> **Action item**
Your job is to return the whole listing unchanged while skipping its images.

> **Data for processing**
*** Begin section ***

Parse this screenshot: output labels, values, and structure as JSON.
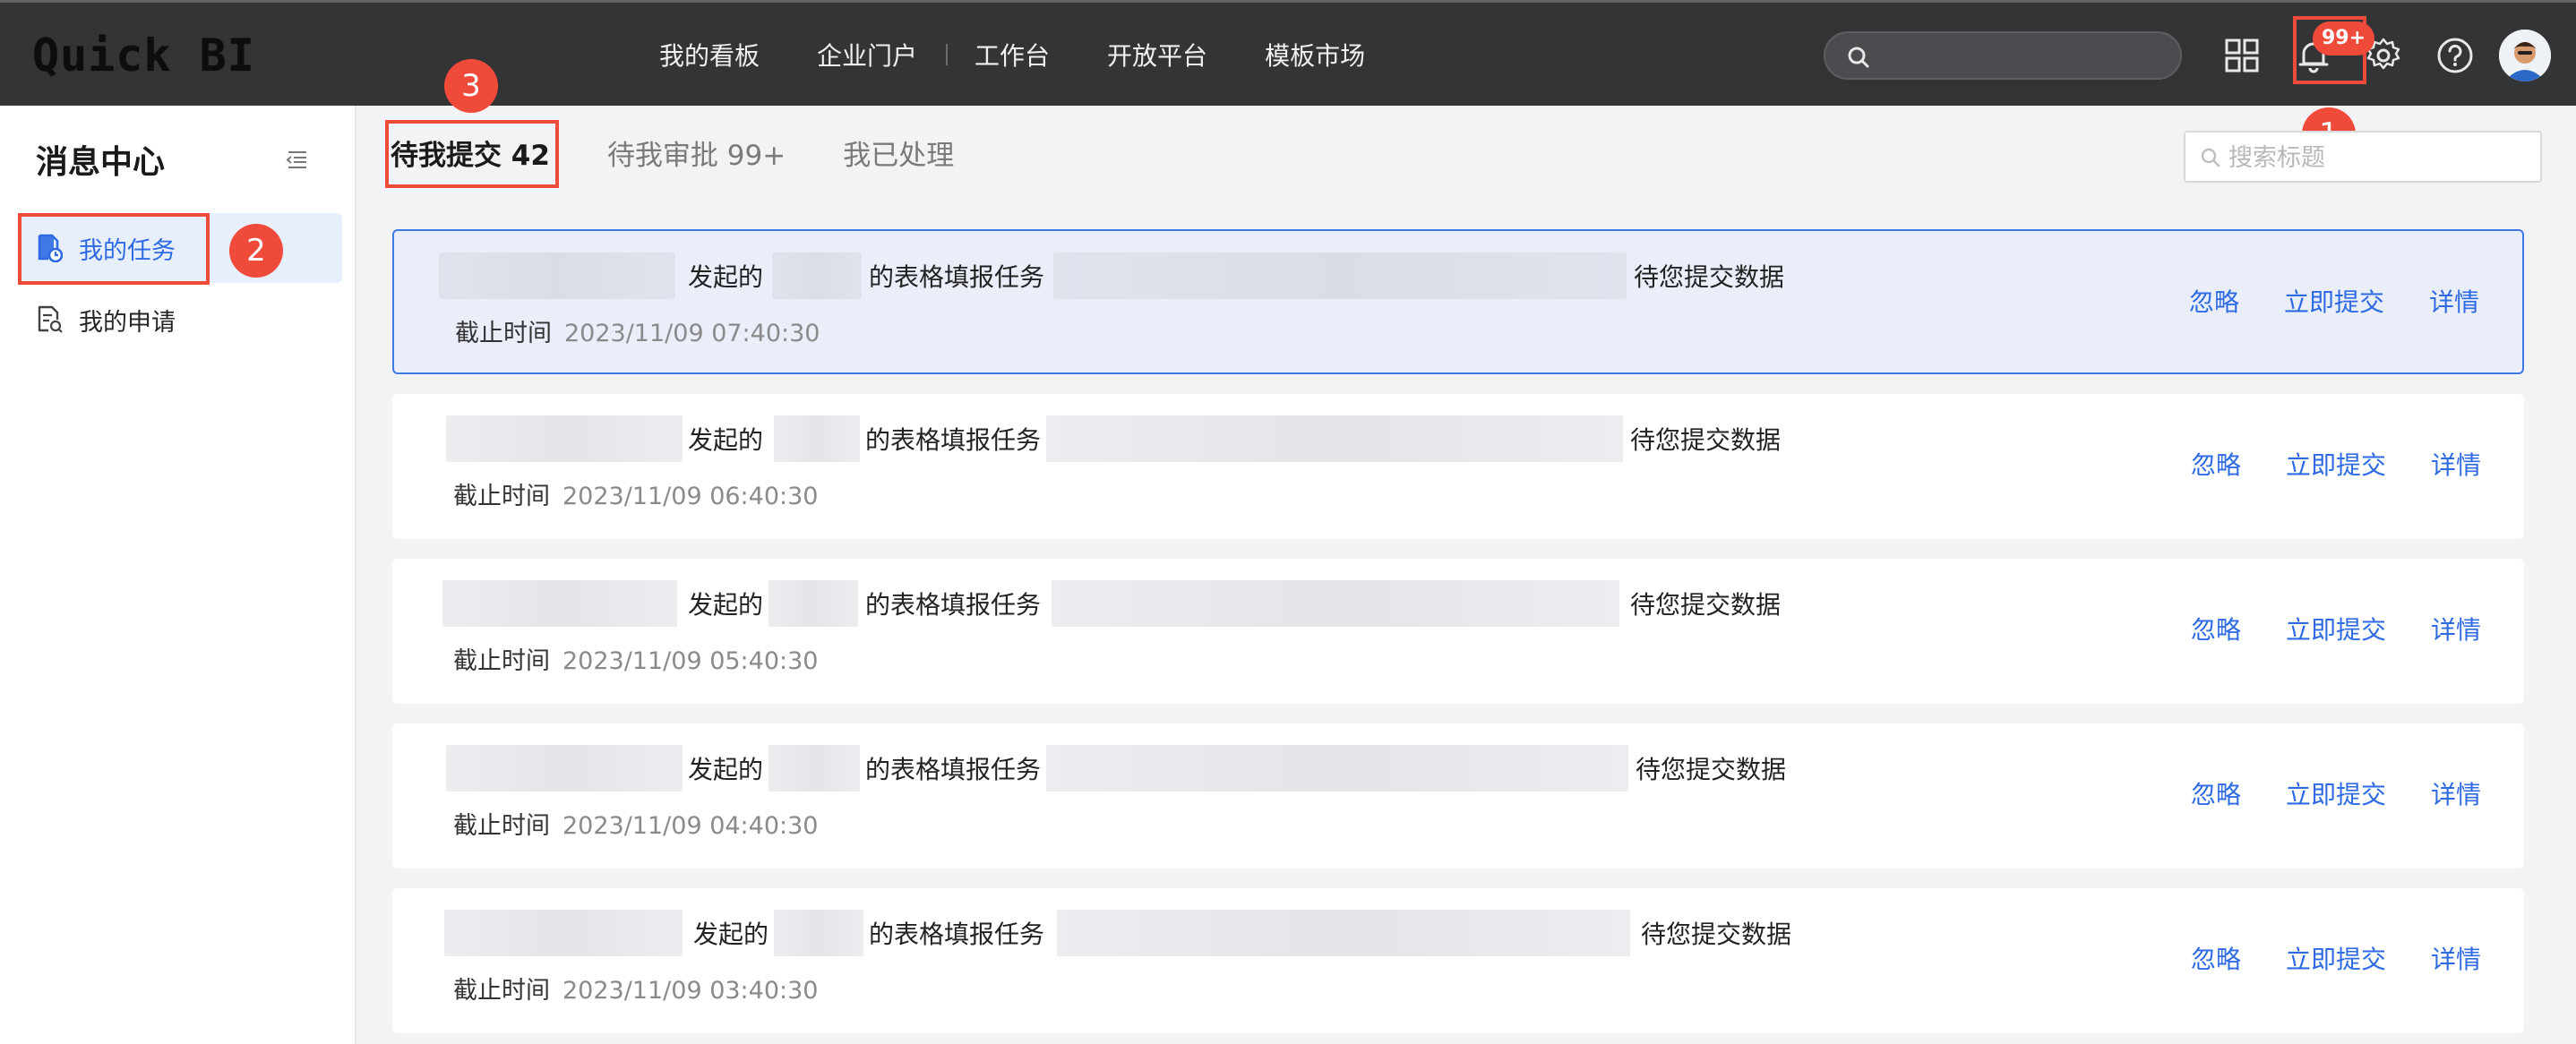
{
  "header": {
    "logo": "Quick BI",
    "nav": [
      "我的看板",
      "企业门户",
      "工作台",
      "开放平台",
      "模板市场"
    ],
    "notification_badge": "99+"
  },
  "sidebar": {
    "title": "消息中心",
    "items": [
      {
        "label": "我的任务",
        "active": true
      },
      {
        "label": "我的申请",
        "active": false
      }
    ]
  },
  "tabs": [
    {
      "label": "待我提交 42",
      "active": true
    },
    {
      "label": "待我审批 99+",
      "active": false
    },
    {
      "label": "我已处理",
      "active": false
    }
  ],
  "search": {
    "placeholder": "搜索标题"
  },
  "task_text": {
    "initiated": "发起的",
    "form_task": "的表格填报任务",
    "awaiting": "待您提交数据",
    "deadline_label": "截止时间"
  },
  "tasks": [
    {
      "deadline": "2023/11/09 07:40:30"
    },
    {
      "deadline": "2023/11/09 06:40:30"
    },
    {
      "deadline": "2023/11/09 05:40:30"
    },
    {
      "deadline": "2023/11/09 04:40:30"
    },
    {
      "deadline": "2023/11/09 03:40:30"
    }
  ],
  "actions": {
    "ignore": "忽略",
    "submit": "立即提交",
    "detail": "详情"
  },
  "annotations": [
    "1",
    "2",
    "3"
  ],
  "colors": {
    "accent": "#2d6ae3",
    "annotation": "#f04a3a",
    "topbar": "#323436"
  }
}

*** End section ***

> **The completed task**
Parse this screenshot: output labels, values, and structure as JSON.
{
  "header": {
    "logo": "Quick BI",
    "nav": [
      "我的看板",
      "企业门户",
      "工作台",
      "开放平台",
      "模板市场"
    ],
    "notification_badge": "99+"
  },
  "sidebar": {
    "title": "消息中心",
    "items": [
      {
        "label": "我的任务",
        "active": true
      },
      {
        "label": "我的申请",
        "active": false
      }
    ]
  },
  "tabs": [
    {
      "label": "待我提交 42",
      "active": true
    },
    {
      "label": "待我审批 99+",
      "active": false
    },
    {
      "label": "我已处理",
      "active": false
    }
  ],
  "search": {
    "placeholder": "搜索标题"
  },
  "task_text": {
    "initiated": "发起的",
    "form_task": "的表格填报任务",
    "awaiting": "待您提交数据",
    "deadline_label": "截止时间"
  },
  "tasks": [
    {
      "deadline": "2023/11/09 07:40:30"
    },
    {
      "deadline": "2023/11/09 06:40:30"
    },
    {
      "deadline": "2023/11/09 05:40:30"
    },
    {
      "deadline": "2023/11/09 04:40:30"
    },
    {
      "deadline": "2023/11/09 03:40:30"
    }
  ],
  "actions": {
    "ignore": "忽略",
    "submit": "立即提交",
    "detail": "详情"
  },
  "annotations": [
    "1",
    "2",
    "3"
  ],
  "colors": {
    "accent": "#2d6ae3",
    "annotation": "#f04a3a",
    "topbar": "#323436"
  }
}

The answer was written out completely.